Lesson learned during London Olympics preparation paid off, says supplier
Crossrail has looked back on a successful year having completed 42km of new tunnels under London, and looks to be on schedule going into 2016.
CEO Andrew Wolstenholme has also praised the number of apprentices engaged on the project, with over 500 smashing their initial target of 400.
“Construction has continued to progress steadily over recent months. The Crossrail tracks have begun to take shape and a new fleet of bespoke machines helping to fit-out the tunnels, stations, shafts and portals have arrived,” he said.
“This stream of work continues to present opportunities for the UK economy. Across the project, 95 per cent of major contracts on Crossrail are let to businesses within the UK.” As well as the tunnelling work itself, the project has uncovered more than 10,000 artefacts and skeletons on archaeological digs, and 3 million tonnes of spoil from the sites have helped to provide a new wildlife sanctuary at Wallasea Island.
“In the autumn, construction of Canary Wharf station was completed – the first station to achieve this milestone. This follows the opening of Crossrail Place, the multi-level mixed retail and leisure development above the station, which was opened to the public earlier in the year. “The Network Rail works being delivered for Crossrail reached the halfway point. These works are helping to prepare the existing rail infrastructure for the new service and includes station upgrades and other improvements along the route.
“We had a glimpse of the 200 metre-long iconic Crossrail trains that will carry up to 1,500 passengers between Heathrow and Reading in the west to Shenfield and Abbey Wood in the east.
“Looking ahead, 2016 will be a year of challenges and more key milestones. Station construction will move forward and the fitout will continue along the route, paving the way for the railway to be brought to life.”

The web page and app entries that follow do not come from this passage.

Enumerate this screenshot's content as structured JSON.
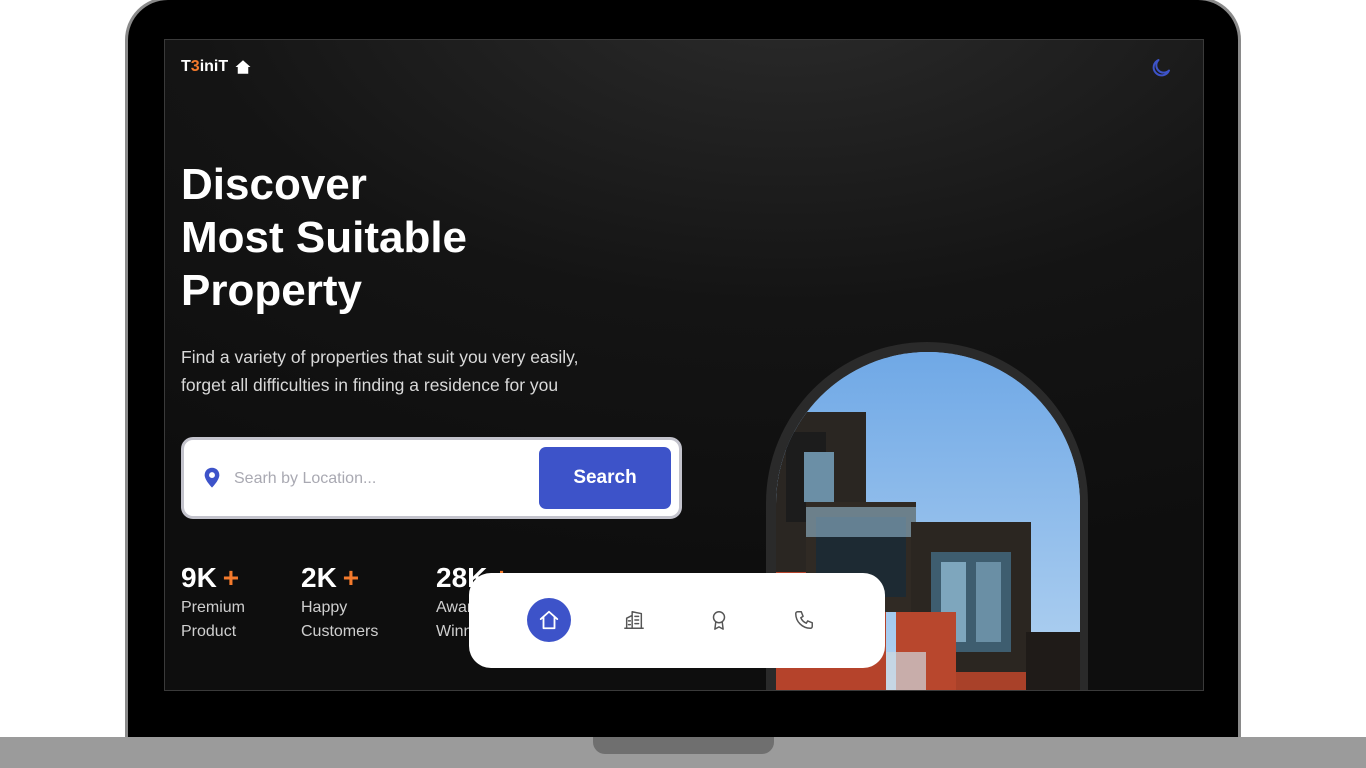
{
  "brand": {
    "prefix": "T",
    "accent": "3",
    "suffix": "iniT",
    "icon": "house-icon"
  },
  "theme_toggle": {
    "icon": "moon-icon",
    "color": "#3d53c9"
  },
  "hero": {
    "title": [
      "Discover",
      "Most Suitable",
      "Property"
    ],
    "subtitle": [
      "Find a variety of properties that suit you very easily,",
      "forget all difficulties in finding a residence for you"
    ]
  },
  "search": {
    "placeholder": "Searh by Location...",
    "value": "",
    "button_label": "Search",
    "icon": "location-pin-icon"
  },
  "stats": [
    {
      "value": "9K",
      "plus": "+",
      "label": [
        "Premium",
        "Product"
      ]
    },
    {
      "value": "2K",
      "plus": "+",
      "label": [
        "Happy",
        "Customers"
      ]
    },
    {
      "value": "28K",
      "plus": "+",
      "label": [
        "Award",
        "Winning"
      ]
    }
  ],
  "bottom_nav": [
    {
      "icon": "home-icon",
      "active": true
    },
    {
      "icon": "building-icon",
      "active": false
    },
    {
      "icon": "award-icon",
      "active": false
    },
    {
      "icon": "phone-icon",
      "active": false
    }
  ],
  "colors": {
    "accent": "#3d53c9",
    "highlight": "#f47a2c",
    "background": "#141414"
  }
}
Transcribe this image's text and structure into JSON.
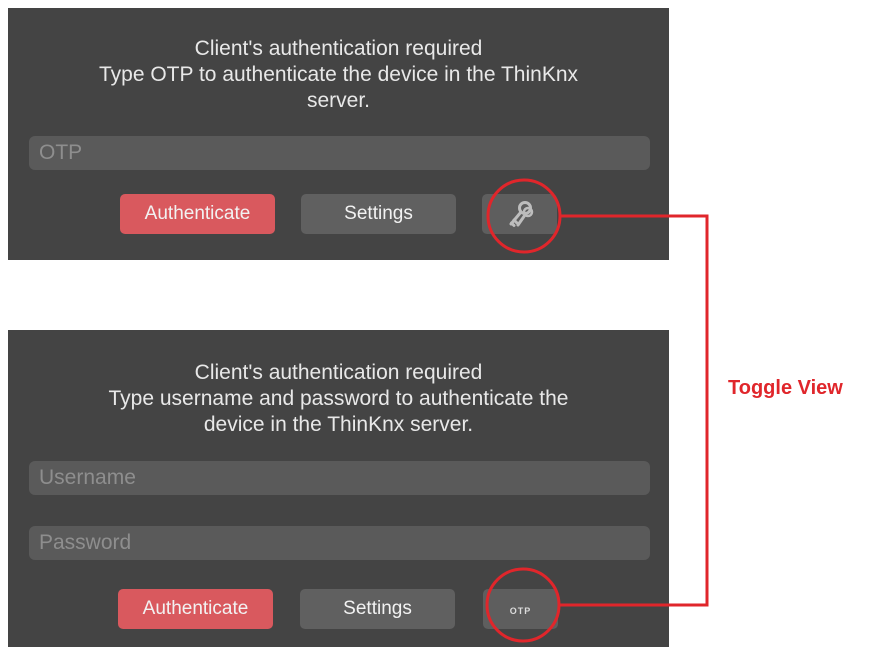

Meanwhile, the head of one of Crossrail’s largest equipment providers has stated that the project is on target for both time and budget due to lessons learned from the Olympics.
Ashtead chief executive Geoff Drabble said: “The construction industry has moved up a level after learning from the Olympics.
“Given the amount of dirt we’ve moved around recently, London has not ground to a halt.”